“This is what happens when people don’t stop for us,” Dunn said after Harper’s car had been flipped over, according to the dashcam video.
“You wreck us?” Harper asked.
At least 30 people have been killed during PIT maneuvers nationwide since 2016, and hundreds of others have been injured, according to a Washington Post investigation last August. Eighteen of those deaths came after an officer attempted to stop someone for a minor traffic violation, including speeding.
But at Dunn’s agency, the tactic is increasingly popular, according to KLRT-TV, a Fox affiliate in Little Rock, which also covered Harper’s lawsuit. The news outlet uncovered that Arkansas State Police troopers carried out at least 144 PITs or attempted PITs last year—nearly double the number from the year prior. At least three people, including one passenger, died during PIT maneuvers in 2020, according to KLRT-TV.
In Harper’s case, she was severely injured as a result of the maneuver, according to her lawsuit. She was covered in “hellacious” bruises, Norwood said. And, at two months pregnant, she feared the worst. After rushing to the emergency room, Harper went to bed the evening of the accident convinced that her first child was dead, though an OB-GYN picked up a heartbeat the following day. The child was later born healthy.
But Harper still struggles with anxiety while driving.
“She doesn’t like driving very much anymore, but when she does, she has a fear of being pulled over because she doesn’t want that to ever happen again,” Andrew Norwood, Harper’s attorney, said.
“If done properly, it’s a really good maneuver, and it’s a safe maneuver,” said Geoffrey Alpert, a professor of criminology and criminal justice at the University of South Carolina. “But unfortunately we see too many times PITs being done at high speeds, in the wrong environment, and on wrong vehicles.”
In Harper’s case, she seemed to do everything right, making the PIT used against her “a really outrageous example,” Alpert said.
“If you look at the video, there are barriers on both sides of the road with a reduced shoulder,” Norwood told VICE News. “There’s no exit or widening of the narrowed shoulder from the time he starts his lights until the time she’s upside down.”
Norwood noted that even Arkansas’ “Driver’s License Study Guide” recommends that drivers activate their “turn signal or emergency flashers to indicate to the officer that you are seeking a safe place to stop.”
Arkansas State Police did not immediately return VICE News’ request for comment.
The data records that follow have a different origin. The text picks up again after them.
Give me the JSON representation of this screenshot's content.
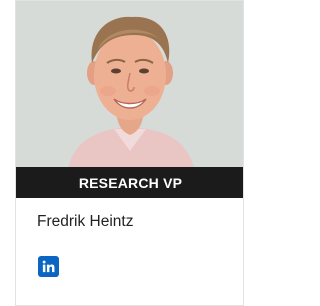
{
  "profile": {
    "role": "RESEARCH VP",
    "name": "Fredrik Heintz"
  },
  "icons": {
    "social": "linkedin-icon",
    "photo": "portrait-photo"
  },
  "colors": {
    "banner_bg": "#1b1b1b",
    "banner_text": "#ffffff",
    "linkedin": "#0a66c2",
    "photo_bg": "#d7dbd8"
  }
}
However, State Police Director Col. Bill Bryant seemingly defended PIT maneuvers in a statement to KLRT-TV. He noted that troopers have seen an increase in drivers both consciously ignoring traffic stops and fleeing, which can threaten the public.
In these situations, Bryant said, officers have several options, including a PIT maneuver, deploying spike strips, executing a “boxing technique,” and terminating the chase. Most of the time, pursuits end without a PIT maneuver being used.
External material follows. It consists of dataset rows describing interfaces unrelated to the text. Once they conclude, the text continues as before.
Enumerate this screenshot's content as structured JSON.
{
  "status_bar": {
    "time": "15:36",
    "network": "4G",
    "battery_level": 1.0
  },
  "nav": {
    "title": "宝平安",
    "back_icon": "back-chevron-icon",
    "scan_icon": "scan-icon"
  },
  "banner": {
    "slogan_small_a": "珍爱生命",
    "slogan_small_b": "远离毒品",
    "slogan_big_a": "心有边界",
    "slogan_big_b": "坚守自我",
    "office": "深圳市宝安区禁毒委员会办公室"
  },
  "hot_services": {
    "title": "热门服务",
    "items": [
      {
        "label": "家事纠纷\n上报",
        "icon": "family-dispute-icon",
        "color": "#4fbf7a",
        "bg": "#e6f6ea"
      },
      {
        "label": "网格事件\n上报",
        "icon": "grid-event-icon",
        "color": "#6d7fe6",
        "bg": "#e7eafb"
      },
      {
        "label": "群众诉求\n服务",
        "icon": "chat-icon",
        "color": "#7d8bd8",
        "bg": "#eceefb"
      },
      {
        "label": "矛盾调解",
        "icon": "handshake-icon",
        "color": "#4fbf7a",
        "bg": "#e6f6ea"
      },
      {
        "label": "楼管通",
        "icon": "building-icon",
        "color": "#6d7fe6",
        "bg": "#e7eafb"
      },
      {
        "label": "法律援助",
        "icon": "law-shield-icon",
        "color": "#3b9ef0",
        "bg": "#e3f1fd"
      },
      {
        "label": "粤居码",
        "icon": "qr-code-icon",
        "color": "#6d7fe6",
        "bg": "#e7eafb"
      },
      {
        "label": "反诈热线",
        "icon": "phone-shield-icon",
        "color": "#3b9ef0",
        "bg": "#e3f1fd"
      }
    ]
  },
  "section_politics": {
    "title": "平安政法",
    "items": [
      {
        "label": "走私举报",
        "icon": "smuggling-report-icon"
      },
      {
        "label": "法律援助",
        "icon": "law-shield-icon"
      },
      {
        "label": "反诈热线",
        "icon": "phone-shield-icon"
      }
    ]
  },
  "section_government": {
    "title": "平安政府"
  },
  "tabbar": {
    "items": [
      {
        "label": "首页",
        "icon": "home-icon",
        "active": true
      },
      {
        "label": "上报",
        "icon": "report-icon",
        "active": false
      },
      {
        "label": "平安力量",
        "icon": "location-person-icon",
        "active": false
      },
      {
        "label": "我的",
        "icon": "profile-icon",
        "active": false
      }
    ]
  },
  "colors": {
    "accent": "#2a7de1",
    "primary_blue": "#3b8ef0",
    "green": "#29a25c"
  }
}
“In every case a state trooper has used a PIT maneuver, the fleeing driver could have chosen to end the pursuit by doing what all law-abiding citizens do every day when a police officer turns on the blue lights: They pull over and stop,” Bryant said in the statement, according to KLRT-TV.
Harper was charged with “failure to yield to an emergency vehicle” after the trooper, Dunn, hit her car and “placed her life and the life of her unborn child at risk,” according to her lawsuit.
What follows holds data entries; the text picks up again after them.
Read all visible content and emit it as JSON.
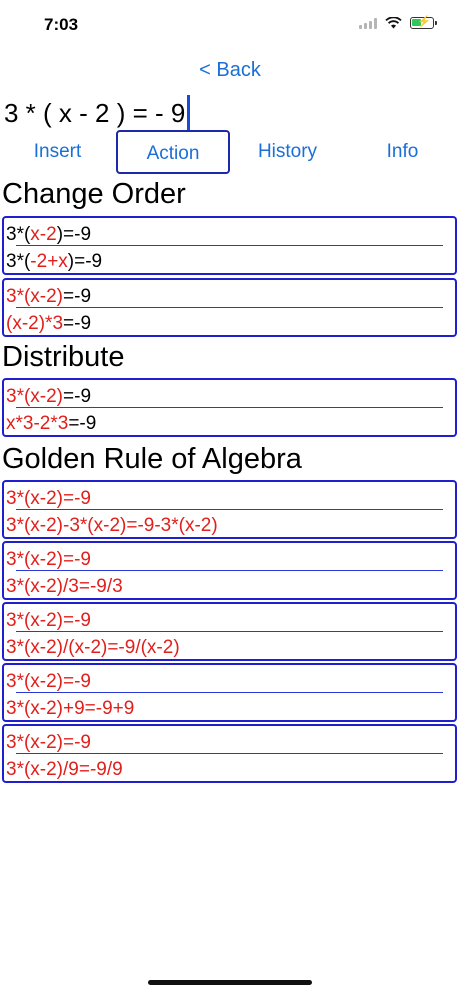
{
  "status": {
    "time": "7:03"
  },
  "nav": {
    "back_label": "< Back"
  },
  "expression": "3 * ( x - 2 ) = - 9",
  "tabs": [
    {
      "label": "Insert",
      "active": false
    },
    {
      "label": "Action",
      "active": true
    },
    {
      "label": "History",
      "active": false
    },
    {
      "label": "Info",
      "active": false
    }
  ],
  "sections": {
    "change_order": "Change Order",
    "distribute": "Distribute",
    "golden_rule": "Golden Rule of Algebra"
  },
  "actions": {
    "change_order_1": {
      "top": [
        {
          "t": "3*(",
          "c": "k"
        },
        {
          "t": "x-2",
          "c": "r"
        },
        {
          "t": ")=-9",
          "c": "k"
        }
      ],
      "bottom": [
        {
          "t": "3*(",
          "c": "k"
        },
        {
          "t": "-2+x",
          "c": "r"
        },
        {
          "t": ")=-9",
          "c": "k"
        }
      ]
    },
    "change_order_2": {
      "top": [
        {
          "t": "3*(x-2)",
          "c": "r"
        },
        {
          "t": "=-9",
          "c": "k"
        }
      ],
      "bottom": [
        {
          "t": "(x-2)*3",
          "c": "r"
        },
        {
          "t": "=-9",
          "c": "k"
        }
      ]
    },
    "distribute_1": {
      "top": [
        {
          "t": "3*(x-2)",
          "c": "r"
        },
        {
          "t": "=-9",
          "c": "k"
        }
      ],
      "bottom": [
        {
          "t": "x*3-2*3",
          "c": "r"
        },
        {
          "t": "=-9",
          "c": "k"
        }
      ]
    },
    "golden_1": {
      "top": [
        {
          "t": "3*(x-2)=-9",
          "c": "r"
        }
      ],
      "bottom": [
        {
          "t": "3*(x-2)-3*(x-2)=-9-3*(x-2)",
          "c": "r"
        }
      ]
    },
    "golden_2": {
      "top": [
        {
          "t": "3*(x-2)=-9",
          "c": "r"
        }
      ],
      "bottom": [
        {
          "t": "3*(x-2)/3=-9/3",
          "c": "r"
        }
      ]
    },
    "golden_3": {
      "top": [
        {
          "t": "3*(x-2)=-9",
          "c": "r"
        }
      ],
      "bottom": [
        {
          "t": "3*(x-2)/(x-2)=-9/(x-2)",
          "c": "r"
        }
      ]
    },
    "golden_4": {
      "top": [
        {
          "t": "3*(x-2)=-9",
          "c": "r"
        }
      ],
      "bottom": [
        {
          "t": "3*(x-2)+9=-9+9",
          "c": "r"
        }
      ]
    },
    "golden_5": {
      "top": [
        {
          "t": "3*(x-2)=-9",
          "c": "r"
        }
      ],
      "bottom": [
        {
          "t": "3*(x-2)/9=-9/9",
          "c": "r"
        }
      ]
    }
  },
  "colors": {
    "accent": "#1a6fd6",
    "highlight": "#e0201c",
    "card_border": "#1f1fd0"
  },
  "icons": [
    "signal-icon",
    "wifi-icon",
    "battery-icon"
  ]
}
Her complaint names several defendants: Dunn; Alan Johnson, his supervisor; Bryant; and unnamed parties who either came up with the PIT maneuver policy or taught it to Dunn. Harper is also hoping for reforms surrounding PIT maneuvers, Norwood said.